SMSFs – Court rules on trusteeship with death and incapacity

SMSFs – Court rules on trusteeship with death and incapacity

05 November 2019 Topics: Superannuation, Estate administration and disputes, Estate planning, Professional advisers, Tax and revenue

The New South Wales Supreme Court has confirmed how trusteeship of an SMSF works where a member and trustee loses capacity and then dies.

Peter Dawson and his wife Estelle set up an SMSF. Peter lost capacity while divorcing Estelle. Peter’s son Tony (who was an attorney under Peter’s enduring power of attorney) became the trustee of the SMSF with Estelle instead of Peter.

Peter died and his executor George claimed that he was the trustee of the SMSF in place of Tony from the date of Peter’s death. This case is about whether the trustee of the SMSF changed just because of Peter’s death, and so who is the trustee with Estelle – Tony or George?

The Court decided:
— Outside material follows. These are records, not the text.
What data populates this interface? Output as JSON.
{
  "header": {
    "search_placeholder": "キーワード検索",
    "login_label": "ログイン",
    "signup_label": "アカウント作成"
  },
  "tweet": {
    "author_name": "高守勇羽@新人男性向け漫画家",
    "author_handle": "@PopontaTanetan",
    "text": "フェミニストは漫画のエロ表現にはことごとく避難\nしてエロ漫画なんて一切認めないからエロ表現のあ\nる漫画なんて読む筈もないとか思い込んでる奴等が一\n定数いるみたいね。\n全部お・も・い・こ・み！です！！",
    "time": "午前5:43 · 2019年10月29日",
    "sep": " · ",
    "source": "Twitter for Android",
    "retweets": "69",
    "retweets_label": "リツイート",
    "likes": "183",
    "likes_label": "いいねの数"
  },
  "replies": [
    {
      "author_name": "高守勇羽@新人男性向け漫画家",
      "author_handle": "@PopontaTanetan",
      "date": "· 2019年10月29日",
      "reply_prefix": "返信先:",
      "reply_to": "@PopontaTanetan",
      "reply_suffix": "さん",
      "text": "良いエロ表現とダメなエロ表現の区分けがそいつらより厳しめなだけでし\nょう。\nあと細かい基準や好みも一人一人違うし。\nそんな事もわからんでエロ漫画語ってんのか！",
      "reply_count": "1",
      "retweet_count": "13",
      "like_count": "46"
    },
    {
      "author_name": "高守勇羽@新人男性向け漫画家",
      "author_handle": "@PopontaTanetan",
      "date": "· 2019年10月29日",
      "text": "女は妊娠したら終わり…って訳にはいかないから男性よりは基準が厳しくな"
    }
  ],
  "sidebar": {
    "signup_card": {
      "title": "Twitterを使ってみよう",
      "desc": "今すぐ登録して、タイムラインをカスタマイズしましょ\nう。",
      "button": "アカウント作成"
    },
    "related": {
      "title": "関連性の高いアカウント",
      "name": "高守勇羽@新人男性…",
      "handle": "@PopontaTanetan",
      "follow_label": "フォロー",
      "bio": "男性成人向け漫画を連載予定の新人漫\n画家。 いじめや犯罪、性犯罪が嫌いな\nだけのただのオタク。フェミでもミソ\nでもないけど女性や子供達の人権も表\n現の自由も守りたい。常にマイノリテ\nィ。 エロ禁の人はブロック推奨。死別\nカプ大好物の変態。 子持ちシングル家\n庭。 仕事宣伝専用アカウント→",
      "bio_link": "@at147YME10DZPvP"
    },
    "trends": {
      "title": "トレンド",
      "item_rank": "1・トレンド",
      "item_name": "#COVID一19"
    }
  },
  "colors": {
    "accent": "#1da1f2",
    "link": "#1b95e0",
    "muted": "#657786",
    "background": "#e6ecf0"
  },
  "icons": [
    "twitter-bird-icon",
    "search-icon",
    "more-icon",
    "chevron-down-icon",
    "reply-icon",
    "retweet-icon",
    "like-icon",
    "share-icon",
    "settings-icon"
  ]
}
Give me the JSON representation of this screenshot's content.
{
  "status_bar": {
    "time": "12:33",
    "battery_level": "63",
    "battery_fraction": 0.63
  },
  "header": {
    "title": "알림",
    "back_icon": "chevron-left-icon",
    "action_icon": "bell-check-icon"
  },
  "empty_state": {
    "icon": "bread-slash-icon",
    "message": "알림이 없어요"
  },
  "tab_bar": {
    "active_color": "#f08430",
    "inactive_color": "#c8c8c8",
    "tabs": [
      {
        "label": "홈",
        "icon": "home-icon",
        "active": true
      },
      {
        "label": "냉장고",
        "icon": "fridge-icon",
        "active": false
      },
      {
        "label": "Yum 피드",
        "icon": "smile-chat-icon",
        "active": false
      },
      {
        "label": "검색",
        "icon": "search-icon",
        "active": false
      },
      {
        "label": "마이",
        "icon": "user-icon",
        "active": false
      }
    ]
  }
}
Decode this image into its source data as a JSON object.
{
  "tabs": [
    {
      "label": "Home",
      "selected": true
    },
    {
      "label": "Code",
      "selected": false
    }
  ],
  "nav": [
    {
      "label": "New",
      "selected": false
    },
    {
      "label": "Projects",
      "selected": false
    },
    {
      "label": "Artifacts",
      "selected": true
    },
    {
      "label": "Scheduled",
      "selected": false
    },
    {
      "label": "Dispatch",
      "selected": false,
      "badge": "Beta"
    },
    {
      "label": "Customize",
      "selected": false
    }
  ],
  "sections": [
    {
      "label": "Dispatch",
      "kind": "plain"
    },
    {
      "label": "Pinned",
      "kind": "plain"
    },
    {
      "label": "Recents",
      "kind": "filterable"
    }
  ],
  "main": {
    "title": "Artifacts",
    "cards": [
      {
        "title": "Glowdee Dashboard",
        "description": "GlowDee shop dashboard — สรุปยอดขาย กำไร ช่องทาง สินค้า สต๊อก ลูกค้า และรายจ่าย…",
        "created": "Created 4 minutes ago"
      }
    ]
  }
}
  • Tony and Estelle were the trustees of the SMSF at Peter’s death and remained the trustees until properly changed under the SMSF trust deed.
  • Tony was not automatically removed as a trustee of the SMSF by Peter’s death and replaced by Peter’s executor.
  • A person appointed as trustee of an SMSF because they are the attorney of a member under an enduring power of attorney is appointed personally, and not as agent or attorney for the member. That person becomes a trustee subject to all the rights and responsibilities of a trustee. Their appointment as trustee is not conditional on them continuing as an attorney.
  • Peter remains a member of the SMSF until his death benefit is paid.
  • The Superannuation Industry (Supervision) Act 1993 does not remove an existing trustee when a member dies and replace them with the deceased member’s executor – the provisions just ‘stipulate the circumstances in which a fund will be SMSF-compliant and the characteristics of trustees that are required for compliance’.

These rules are all subject to the terms of the trust deed – a differently worded trust deed could give a different result.

Interestingly, the trust deed allowed George and Estelle, as the members, to replace Tony with George. However, they did not do it in the way allowed by the trust deed and therefore Tony remained as trustee.

The case confirms the importance of:

  • considering who will be the trustee of an SMSF after death and how it will pass to avoid disputes
  • following the trust deed in changing trustees.

If you would like to discuss passing control of trustees or how to effectively change trustees, please contact a member of our team.

 

SMSFs – Court rules on trusteeship with death and incapacity from Cooper Grace Ward on Vimeo.

print

 

Contact Us

This publication is for information only and is not legal advice. You should obtain advice that is specific to your circumstances and not rely on this publication as legal advice. If there are any issues you would like us to advise you on arising from this publication, please let us know.